Refrain from adding salt / pepper (if adding) til the end so they don’t concentrate too much, cool and refrigerate or freeze to use! You won’t be sorry!! We do this all the time in the restaurant ~
Susan made a comment but it got lost with some hosting issues:
Hi Dixie –
I made the bone broth with all beef bones this week, and cooked it on low in my crock pot for 3 days. It made a very rich, brown broth, but doesn’t appear to have gelled the way I’d hoped – and the bones are every bit as hard as they were the day I put them in the pot – they didn’t soften or disintegrate at all. I followed the recipe to the letter in terms of ingredients and quantity, and made sure I added the ACV (Bragg’s). Any thoughts? I’m sure it will still be a great soup base, as it has a very deep beef flavor, but I really wanted it to gel, because that would indicate the presence of the chondroitin, gelatin and collagen that I wanted in the broth. It’s been in the fridge for 3 hours now and is still liquid. Thanks for any thoughts you may have on this.
And in response to Susan: My last batch didn’t gel either, although others had gelled up beautifully, so I was looking at the same question. Searching, here’s the tips I’ve found:
Types of bones – Recommended about half joint type bones, like chiken feet, wings, necks, ox tails or cow knuckles.
Too much water/without enough bones or too much heat can kill the gel, too.
Some folks say that the free-range, organic/whatever type of meat that has been feed a better diet gel better because they have had better nutrition.
Someone mentioned their turkey bones always gel. This batch pictured had a turkey in there, so that may have helped!
From what I understand, it’s still very nutritious even without the gel showing up (and the good stuff is still there, just not as concentrated) so while it was disappointing not to have that “gel confirmation” I’m still using mine. I will just try again using these pointers next time. Good luck!
Where do you get your bones? Do you just save them from other meals you cook? I don’t cook much meet with bones. Usually boneless chicken or steaks. If I went to the butcher at the grocery store, would they have bones I could have (or buy)? Thanks.

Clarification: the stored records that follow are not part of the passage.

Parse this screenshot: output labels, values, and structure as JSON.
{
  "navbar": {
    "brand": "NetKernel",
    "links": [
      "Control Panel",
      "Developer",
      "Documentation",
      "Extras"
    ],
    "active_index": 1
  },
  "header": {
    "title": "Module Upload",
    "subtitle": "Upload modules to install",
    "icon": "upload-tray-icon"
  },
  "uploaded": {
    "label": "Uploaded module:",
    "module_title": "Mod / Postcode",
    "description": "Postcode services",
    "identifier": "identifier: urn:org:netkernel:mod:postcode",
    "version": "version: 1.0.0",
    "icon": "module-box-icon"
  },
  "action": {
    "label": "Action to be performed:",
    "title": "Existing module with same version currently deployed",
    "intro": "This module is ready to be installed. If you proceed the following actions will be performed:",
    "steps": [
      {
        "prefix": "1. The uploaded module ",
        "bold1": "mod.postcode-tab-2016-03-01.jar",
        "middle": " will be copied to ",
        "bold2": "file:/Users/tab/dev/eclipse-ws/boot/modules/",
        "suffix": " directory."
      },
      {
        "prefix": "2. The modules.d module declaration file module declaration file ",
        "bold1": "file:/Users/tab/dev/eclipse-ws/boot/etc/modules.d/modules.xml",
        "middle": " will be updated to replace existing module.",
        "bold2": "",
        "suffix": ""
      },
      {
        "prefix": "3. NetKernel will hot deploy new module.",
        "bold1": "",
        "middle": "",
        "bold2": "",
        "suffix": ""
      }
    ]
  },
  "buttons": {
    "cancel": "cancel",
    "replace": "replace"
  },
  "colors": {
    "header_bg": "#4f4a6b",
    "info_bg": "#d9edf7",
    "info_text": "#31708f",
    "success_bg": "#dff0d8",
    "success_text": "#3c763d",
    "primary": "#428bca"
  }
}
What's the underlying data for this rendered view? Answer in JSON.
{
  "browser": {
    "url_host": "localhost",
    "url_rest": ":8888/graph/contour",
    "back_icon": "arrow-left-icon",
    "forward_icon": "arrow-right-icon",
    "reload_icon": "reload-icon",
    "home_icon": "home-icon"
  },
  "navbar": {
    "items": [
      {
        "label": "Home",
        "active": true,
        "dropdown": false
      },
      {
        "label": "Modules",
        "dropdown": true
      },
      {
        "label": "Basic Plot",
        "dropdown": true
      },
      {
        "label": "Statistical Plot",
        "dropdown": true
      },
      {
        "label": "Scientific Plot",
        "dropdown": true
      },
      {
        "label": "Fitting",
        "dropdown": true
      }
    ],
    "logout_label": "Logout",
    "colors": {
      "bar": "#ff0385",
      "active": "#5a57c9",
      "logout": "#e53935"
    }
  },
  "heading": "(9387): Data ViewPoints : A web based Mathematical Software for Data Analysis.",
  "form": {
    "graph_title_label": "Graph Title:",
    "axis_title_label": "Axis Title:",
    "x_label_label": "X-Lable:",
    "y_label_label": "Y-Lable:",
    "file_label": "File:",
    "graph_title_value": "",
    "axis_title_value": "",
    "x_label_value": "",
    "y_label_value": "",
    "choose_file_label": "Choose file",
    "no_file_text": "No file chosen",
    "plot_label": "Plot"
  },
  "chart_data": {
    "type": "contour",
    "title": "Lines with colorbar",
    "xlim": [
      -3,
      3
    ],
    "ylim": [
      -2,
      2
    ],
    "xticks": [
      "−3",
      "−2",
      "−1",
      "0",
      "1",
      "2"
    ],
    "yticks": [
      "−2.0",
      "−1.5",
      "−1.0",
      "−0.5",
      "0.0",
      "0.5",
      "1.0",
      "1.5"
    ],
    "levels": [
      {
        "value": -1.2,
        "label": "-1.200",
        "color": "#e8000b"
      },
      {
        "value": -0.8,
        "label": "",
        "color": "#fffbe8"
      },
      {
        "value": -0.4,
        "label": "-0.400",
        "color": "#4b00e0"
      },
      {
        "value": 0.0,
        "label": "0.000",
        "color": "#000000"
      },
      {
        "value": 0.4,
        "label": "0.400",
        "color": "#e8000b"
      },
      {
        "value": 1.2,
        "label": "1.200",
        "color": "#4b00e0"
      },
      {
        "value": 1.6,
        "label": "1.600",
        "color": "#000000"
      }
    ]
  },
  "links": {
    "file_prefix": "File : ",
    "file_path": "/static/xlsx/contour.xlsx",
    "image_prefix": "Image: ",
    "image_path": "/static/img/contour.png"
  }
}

I use bones from my cooking, but you can also get them from the butcher for example, or I’ve seen people say they call up local farmers to source their bones. You can use the same kinds of meat or mix it up, but it alters the flavor what type of bones you use. The batch I made from turkey bones was delicious! Oxtail is one I see mentioned frequently and additions that have a lot of collagen (like chicken’s feet or pig knuckles) will add to the gel. If you have a source that bones from organic, grass-fed meat, that’s recommended for the best quality and healthiest broth. Basically I do the best I can with what I have to work with.
FYI, after ongoing experimentation, I’ve had great luck getting gel by letting the broth cool somewhat at night (when my slow cooker automatically times out). I suspect the sustained cooking is just a little too hot. I cannot really give you specifics because I’m not rigidly controlling when the cooker goes off and for how long but if you’re not getting your gel, I’d try a “pause” in cooking to see if that helps!